In the past two days, I got to watch two B&W movies: La Haine and Pi. I didn’t know they were going to be in black and white, since I didn’t do any research about either of the movies before I saw them, so it kind of came as a shock for me and I sat through feeling uncomfortable (especially in La Haine) and I believe this is one of the effects the director intended to present.
La Haine is a French movie, launched in 1995, about a group of young teenagers and their struggle with the police. The movie features a series of videoclips (I believe are real) from the news about riots and fights between civilians and the police force. The movie follows three teenagers going through a day of their lives.
Pi was launched in 1998 and was directed by Darren Aronofsky, the director of Requiem for a Dream. You can see similarities between the two movies in the camera style and music (same music producer). The movie is about a mathematician searching for the key number he believes will unlock all the mysteries of universal patterns in nature.
After watching the two movies, I started wondering why both directors would decide to film in black and white. I thought it was probably that the audience would not be distracted by colors and minor details. Also, in certain scenes this effect makes it more difficult for the audience to see what’s going on on the screen, which adds to the suspense and mystery. In La Haine, the videoclips from the news (which begin the whole movie) are in black and white, which offers continuity. And also, it looks very artsy.

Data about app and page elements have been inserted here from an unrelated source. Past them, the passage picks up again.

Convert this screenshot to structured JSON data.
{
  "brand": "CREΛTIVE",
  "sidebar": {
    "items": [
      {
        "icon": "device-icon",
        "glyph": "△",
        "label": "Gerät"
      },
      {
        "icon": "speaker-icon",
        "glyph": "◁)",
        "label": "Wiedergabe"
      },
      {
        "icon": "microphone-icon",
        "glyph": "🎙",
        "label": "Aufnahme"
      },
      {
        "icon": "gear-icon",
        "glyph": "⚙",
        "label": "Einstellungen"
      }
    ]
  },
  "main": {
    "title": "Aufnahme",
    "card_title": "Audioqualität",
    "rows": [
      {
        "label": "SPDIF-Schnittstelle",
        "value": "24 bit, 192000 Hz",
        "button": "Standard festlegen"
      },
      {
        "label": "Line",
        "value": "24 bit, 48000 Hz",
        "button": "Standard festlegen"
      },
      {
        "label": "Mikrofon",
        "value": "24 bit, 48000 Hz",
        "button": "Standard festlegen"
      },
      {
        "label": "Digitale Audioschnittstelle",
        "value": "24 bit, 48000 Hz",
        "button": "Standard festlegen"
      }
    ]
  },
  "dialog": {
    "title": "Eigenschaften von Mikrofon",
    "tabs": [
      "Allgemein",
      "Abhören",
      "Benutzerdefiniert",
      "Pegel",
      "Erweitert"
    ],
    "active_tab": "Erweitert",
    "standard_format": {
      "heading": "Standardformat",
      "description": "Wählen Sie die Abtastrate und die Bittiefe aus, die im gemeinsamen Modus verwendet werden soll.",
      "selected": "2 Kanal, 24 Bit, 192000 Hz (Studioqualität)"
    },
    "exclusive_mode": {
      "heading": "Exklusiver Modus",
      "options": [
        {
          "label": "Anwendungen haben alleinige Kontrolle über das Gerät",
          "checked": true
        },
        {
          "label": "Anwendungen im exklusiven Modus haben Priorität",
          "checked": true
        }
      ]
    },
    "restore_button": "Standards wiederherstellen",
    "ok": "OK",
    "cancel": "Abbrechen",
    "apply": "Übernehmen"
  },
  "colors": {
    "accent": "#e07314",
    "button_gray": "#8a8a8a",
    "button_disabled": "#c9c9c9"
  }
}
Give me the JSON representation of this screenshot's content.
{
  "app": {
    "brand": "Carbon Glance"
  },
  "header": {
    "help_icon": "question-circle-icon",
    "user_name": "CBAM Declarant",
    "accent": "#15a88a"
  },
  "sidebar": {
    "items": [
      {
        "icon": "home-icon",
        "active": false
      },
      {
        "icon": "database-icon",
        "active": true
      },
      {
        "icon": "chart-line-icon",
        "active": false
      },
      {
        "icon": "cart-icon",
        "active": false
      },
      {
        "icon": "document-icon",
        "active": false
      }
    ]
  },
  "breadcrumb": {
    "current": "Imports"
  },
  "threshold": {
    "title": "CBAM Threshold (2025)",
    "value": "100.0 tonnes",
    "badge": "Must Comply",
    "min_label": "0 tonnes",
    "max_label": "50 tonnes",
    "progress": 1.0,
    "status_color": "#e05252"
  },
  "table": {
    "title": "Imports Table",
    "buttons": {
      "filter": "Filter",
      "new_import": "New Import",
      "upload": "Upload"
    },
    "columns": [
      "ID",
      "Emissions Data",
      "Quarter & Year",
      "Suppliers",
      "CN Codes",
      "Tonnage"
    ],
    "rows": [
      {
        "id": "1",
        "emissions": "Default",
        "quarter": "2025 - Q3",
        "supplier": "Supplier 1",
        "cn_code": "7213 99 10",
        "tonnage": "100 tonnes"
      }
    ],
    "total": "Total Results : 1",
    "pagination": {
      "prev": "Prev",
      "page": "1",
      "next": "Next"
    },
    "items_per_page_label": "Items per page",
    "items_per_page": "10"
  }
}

So I did some research and it turns out that I was right. These B&W movies relie more on the story than the special effects to keep the audience’s interest. Also, there’s another reason that I can’t believe I’d missed: it offers a dark tone and pessimistic mood, which I’d say fits both La Haine and Pi.
Another fact I found is that it’s much cheaper to film in black and white. This probably applies more to Pi, since it’s a low/none-budget movie. (They didn’t even pay to secure any location permit for any scene filmed.)
One thing that I noticed though, is that even though La Haine is three years older than Pi, the movie looks much newer. I’m not sure why but I’d guess that it’s because Pi is a low/none-budget movie, so they probably didn’t spend as much on camera equipments as La Haine did.
Both the movies have very strange and different camera angles, techniques, and style. They are, overall, both very good movies and I recommend them to anyone who’d like to experience something different from regular Hollywood movies. Something that’d make you think. A movie that’s also a piece of art.